Later, the family was only able to recover the contents of Maria’s pocket: A dime, a sticker and a stick of lip gloss. Even today, the family hasn’t been able to get her other items because the incident was considered a crime scene.

“We said our goodbyes there,” Moreno said, fighting back tears. “That was the hardest day of my life. I still can’t recuperate, even now.”

Romero is facing vehicular homicide charges in the death of his cousin.

Court documents allege Romero was speeding 75 to 80 mph as he entered the on ramp and was weaving between the left and right lane. He was reportedly trying to get into a gap in the right lane to pass another car while on a curve in the road when he lost control. Another passenger in the backseat survived.

Romero’s trial is tentatively set for May 28.

‘It’s still unbearable’

December brought about more tears for the family.

Twenty days after Maria’s death, her boyfriend, 16-year-old Nathaniel Garcia, died by suicide.

Garcia was a student at Chiawana High School, whose “enthusiasm for life, bright smile, laughter and photography skills endeared him to friends and family alike,” his family writes in his obituary.

“We tell the kids it was a broken heart,” Moreno said.

“(Maria and Nathaniel) already knew what they wanted to name their kid and what kind of life they wanted to live,” Reyes said.

Reyes pointed out a hand-sewn police teddy bear on the wall that Garcia’s mother made for her. The badge was made out of a costume Maria wore during Halloween, in remembrance of their child.

Her 18th birthday on Dec. 16 also unearthed a flurry of emotions.

The family had reserved a DJ and space for a party at a music venue at Uptown Shopping Center. Instead, they drove up to Pioneer Memorial Services in Moses Lake to spend time at her grave.

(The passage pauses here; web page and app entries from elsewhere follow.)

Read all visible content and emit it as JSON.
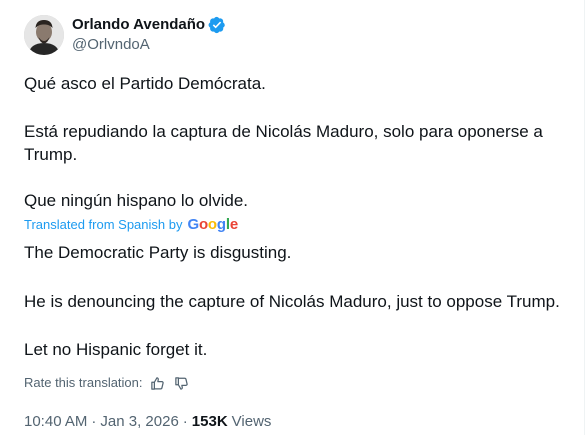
{
  "author": {
    "display_name": "Orlando Avendaño",
    "handle": "@OrlvndoA",
    "verified": true,
    "verified_color": "#1d9bf0"
  },
  "original_text": [
    "Qué asco el Partido Demócrata.",
    "Está repudiando la captura de Nicolás Maduro, solo para oponerse a",
    "Trump.",
    "Que ningún hispano lo olvide."
  ],
  "translation": {
    "label": "Translated from Spanish by",
    "provider": "Google",
    "lines": [
      "The Democratic Party is disgusting.",
      "He is denouncing the capture of Nicolás Maduro, just to oppose Trump.",
      "Let no Hispanic forget it."
    ],
    "rate_label": "Rate this translation:"
  },
  "meta": {
    "time": "10:40 AM",
    "separator": "·",
    "date": "Jan 3, 2026",
    "views_count": "153K",
    "views_label": "Views"
  },
  "icons": {
    "verified": "verified-badge-icon",
    "thumbs_up": "thumbs-up-icon",
    "thumbs_down": "thumbs-down-icon"
  },
  "colors": {
    "text": "#0f1419",
    "secondary": "#536471",
    "link": "#1d9bf0"
  }
}
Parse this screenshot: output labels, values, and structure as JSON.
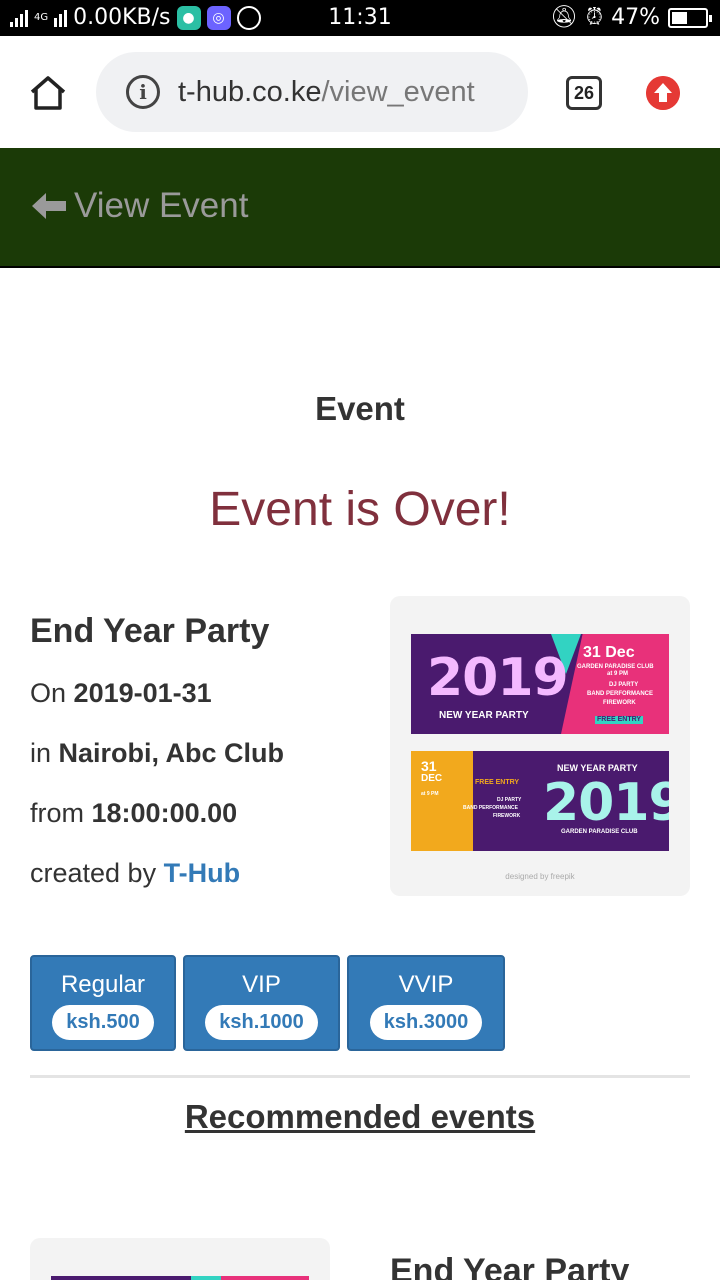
{
  "status_bar": {
    "network": "4G",
    "speed": "0.00KB/s",
    "time": "11:31",
    "battery_percent": "47%",
    "battery_level": 0.47
  },
  "browser": {
    "url_host": "t-hub.co.ke",
    "url_path": "/view_event",
    "tab_count": "26",
    "icons": [
      "home-icon",
      "info-icon",
      "tabs-icon",
      "update-icon"
    ]
  },
  "app_bar": {
    "title": "View Event",
    "background": "#1b3a07"
  },
  "page": {
    "heading": "Event",
    "status_message": "Event is Over!",
    "status_color": "#80303d"
  },
  "event": {
    "title": "End Year Party",
    "date_prefix": "On",
    "date": "2019-01-31",
    "location_prefix": "in",
    "location": "Nairobi, Abc Club",
    "time_prefix": "from",
    "time": "18:00:00.00",
    "creator_prefix": "created by",
    "creator": "T-Hub",
    "poster": {
      "banner1": {
        "year": "2019",
        "subtitle": "NEW YEAR PARTY",
        "date": "31 Dec",
        "venue": "GARDEN PARADISE CLUB",
        "time": "at 9 PM",
        "lines": [
          "DJ PARTY",
          "BAND PERFORMANCE",
          "FIREWORK"
        ],
        "entry": "FREE ENTRY"
      },
      "banner2": {
        "day": "31",
        "month": "DEC",
        "time": "at 9 PM",
        "entry": "FREE ENTRY",
        "lines": [
          "DJ PARTY",
          "BAND PERFORMANCE",
          "FIREWORK"
        ],
        "title": "NEW YEAR PARTY",
        "year": "2019",
        "venue": "GARDEN PARADISE CLUB"
      },
      "credit": "designed by freepik"
    }
  },
  "tickets": [
    {
      "name": "Regular",
      "price": "ksh.500"
    },
    {
      "name": "VIP",
      "price": "ksh.1000"
    },
    {
      "name": "VVIP",
      "price": "ksh.3000"
    }
  ],
  "ticket_color": "#337ab7",
  "recommended": {
    "heading": "Recommended events",
    "items": [
      {
        "title": "End Year Party"
      }
    ]
  }
}
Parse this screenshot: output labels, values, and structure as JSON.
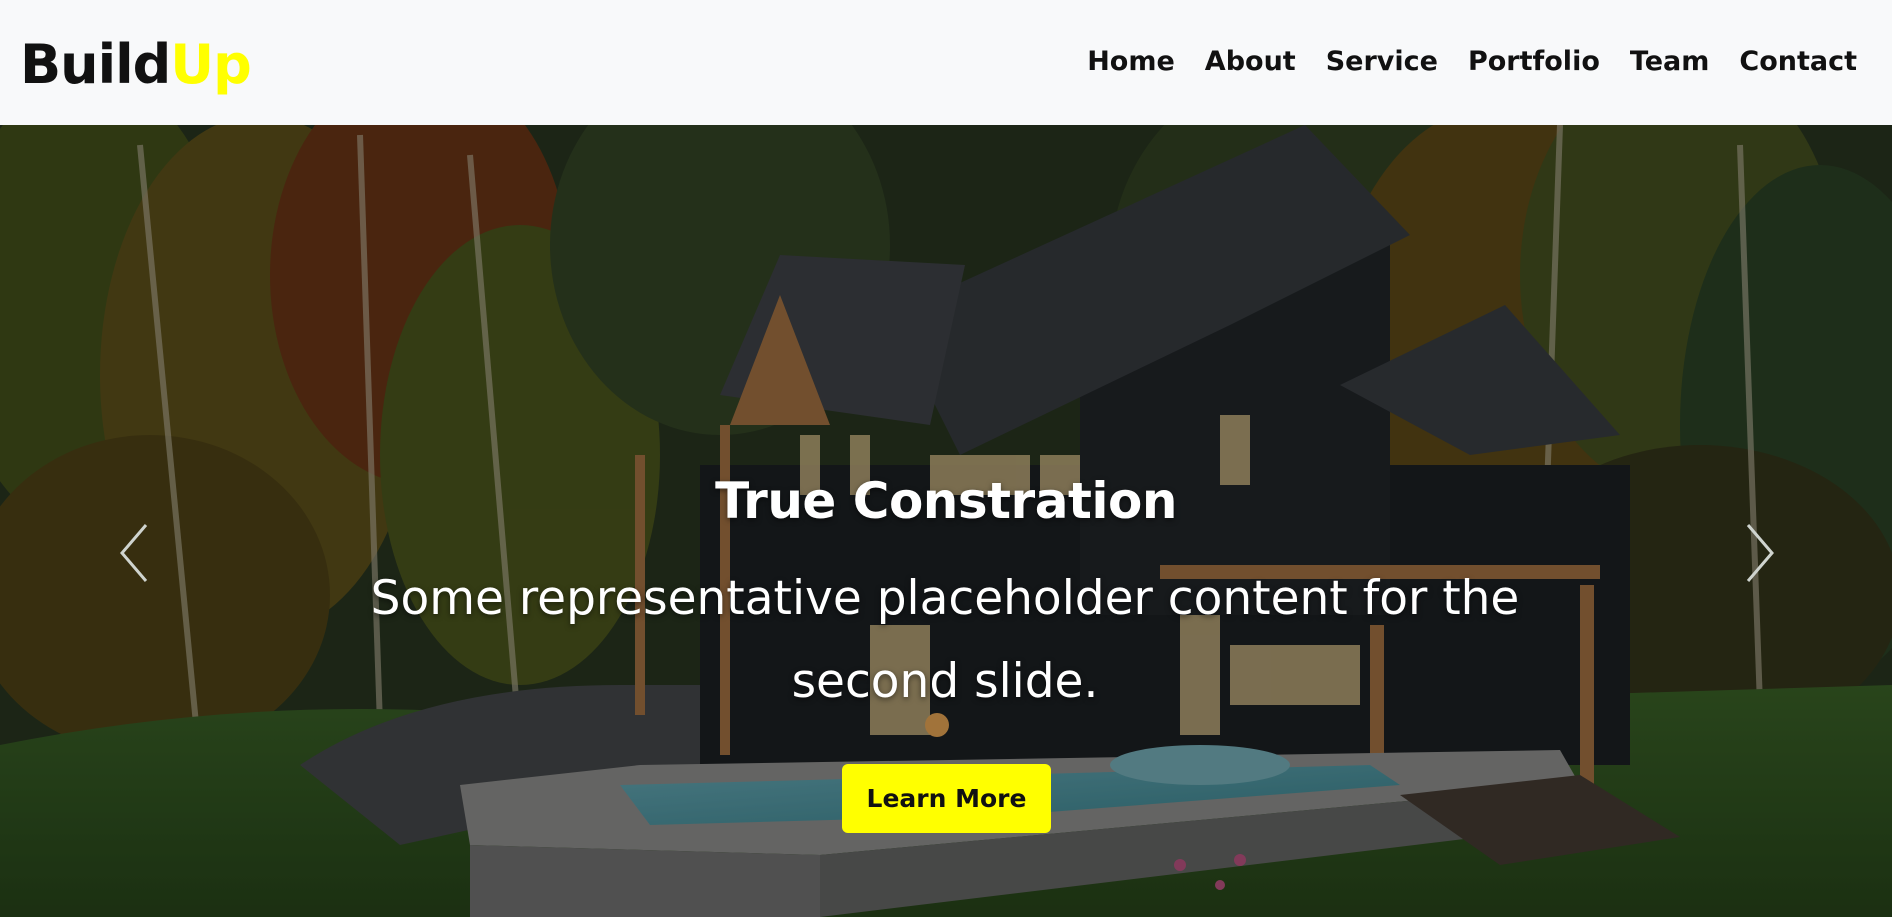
{
  "brand": {
    "part1": "Build",
    "part2": "Up"
  },
  "nav": {
    "items": [
      {
        "label": "Home"
      },
      {
        "label": "About"
      },
      {
        "label": "Service"
      },
      {
        "label": "Portfolio"
      },
      {
        "label": "Team"
      },
      {
        "label": "Contact"
      }
    ]
  },
  "hero": {
    "title": "True Constration",
    "text": "Some representative placeholder content for the second slide.",
    "button_label": "Learn More",
    "prev_icon": "chevron-left-icon",
    "next_icon": "chevron-right-icon"
  },
  "colors": {
    "accent": "#ffff00",
    "navbar_bg": "#f8f9fa",
    "text_dark": "#111111",
    "text_light": "#ffffff"
  }
}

She’s buried next to her grandmother and grandfather.

“That’s probably what we’ll do for every birthday at this point, is spend it out there with her,” Reyes said.

There’s very little comfort for their family these days. But what has helped them grieve has been “trying to live life the way she would have lived it,” Reyes said.

“That’s what’s kept us going. It’s her,” she said.

“It still hurts,” Moreno said. “It’s still unbearable.”